(Given entries)

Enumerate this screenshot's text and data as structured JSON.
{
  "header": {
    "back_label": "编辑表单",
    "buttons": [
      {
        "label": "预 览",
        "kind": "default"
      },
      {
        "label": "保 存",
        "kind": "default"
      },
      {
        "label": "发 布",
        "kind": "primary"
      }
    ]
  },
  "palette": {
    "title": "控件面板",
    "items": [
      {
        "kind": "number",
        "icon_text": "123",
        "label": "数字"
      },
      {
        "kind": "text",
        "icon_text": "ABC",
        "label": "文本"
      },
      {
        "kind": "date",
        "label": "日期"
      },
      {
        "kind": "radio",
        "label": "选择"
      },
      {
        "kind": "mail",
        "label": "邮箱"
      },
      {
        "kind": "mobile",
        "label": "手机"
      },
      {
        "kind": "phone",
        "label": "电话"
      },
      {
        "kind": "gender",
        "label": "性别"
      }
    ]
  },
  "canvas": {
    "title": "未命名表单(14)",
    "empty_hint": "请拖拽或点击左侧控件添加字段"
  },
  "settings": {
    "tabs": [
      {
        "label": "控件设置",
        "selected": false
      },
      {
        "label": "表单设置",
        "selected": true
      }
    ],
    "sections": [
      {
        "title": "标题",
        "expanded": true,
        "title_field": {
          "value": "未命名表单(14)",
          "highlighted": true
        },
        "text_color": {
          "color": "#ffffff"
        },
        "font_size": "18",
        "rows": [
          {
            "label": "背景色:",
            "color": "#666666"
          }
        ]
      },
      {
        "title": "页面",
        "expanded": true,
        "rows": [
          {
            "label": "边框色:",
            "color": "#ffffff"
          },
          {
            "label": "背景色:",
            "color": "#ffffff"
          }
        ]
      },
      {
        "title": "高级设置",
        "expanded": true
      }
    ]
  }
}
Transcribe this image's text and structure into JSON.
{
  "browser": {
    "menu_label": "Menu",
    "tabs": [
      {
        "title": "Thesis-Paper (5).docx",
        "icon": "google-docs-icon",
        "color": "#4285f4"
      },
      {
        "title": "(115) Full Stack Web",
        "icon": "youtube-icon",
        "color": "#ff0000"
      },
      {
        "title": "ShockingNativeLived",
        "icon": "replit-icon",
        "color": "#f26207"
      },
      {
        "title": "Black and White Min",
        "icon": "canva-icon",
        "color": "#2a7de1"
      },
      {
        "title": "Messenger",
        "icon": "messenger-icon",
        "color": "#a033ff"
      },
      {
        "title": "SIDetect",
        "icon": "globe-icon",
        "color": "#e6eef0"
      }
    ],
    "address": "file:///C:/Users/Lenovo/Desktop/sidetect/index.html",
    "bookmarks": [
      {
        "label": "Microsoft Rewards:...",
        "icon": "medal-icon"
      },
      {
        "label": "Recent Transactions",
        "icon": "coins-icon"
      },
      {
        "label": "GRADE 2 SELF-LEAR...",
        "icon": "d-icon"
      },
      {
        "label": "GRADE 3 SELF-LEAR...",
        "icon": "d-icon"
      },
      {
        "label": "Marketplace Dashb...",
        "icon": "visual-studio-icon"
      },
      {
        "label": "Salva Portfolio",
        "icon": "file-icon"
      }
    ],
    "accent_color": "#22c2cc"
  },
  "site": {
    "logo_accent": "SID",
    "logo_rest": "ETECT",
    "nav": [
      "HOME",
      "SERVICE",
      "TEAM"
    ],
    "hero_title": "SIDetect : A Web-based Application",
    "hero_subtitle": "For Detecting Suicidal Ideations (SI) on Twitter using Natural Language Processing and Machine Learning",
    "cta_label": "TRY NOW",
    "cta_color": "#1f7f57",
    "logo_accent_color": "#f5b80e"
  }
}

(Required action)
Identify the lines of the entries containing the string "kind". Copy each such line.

(Response)
        "kind": "default"
        "kind": "default"
        "kind": "primary"
        "kind": "number",
        "kind": "text",
        "kind": "date",
        "kind": "radio",
        "kind": "mail",
        "kind": "mobile",
        "kind": "phone",
        "kind": "gender",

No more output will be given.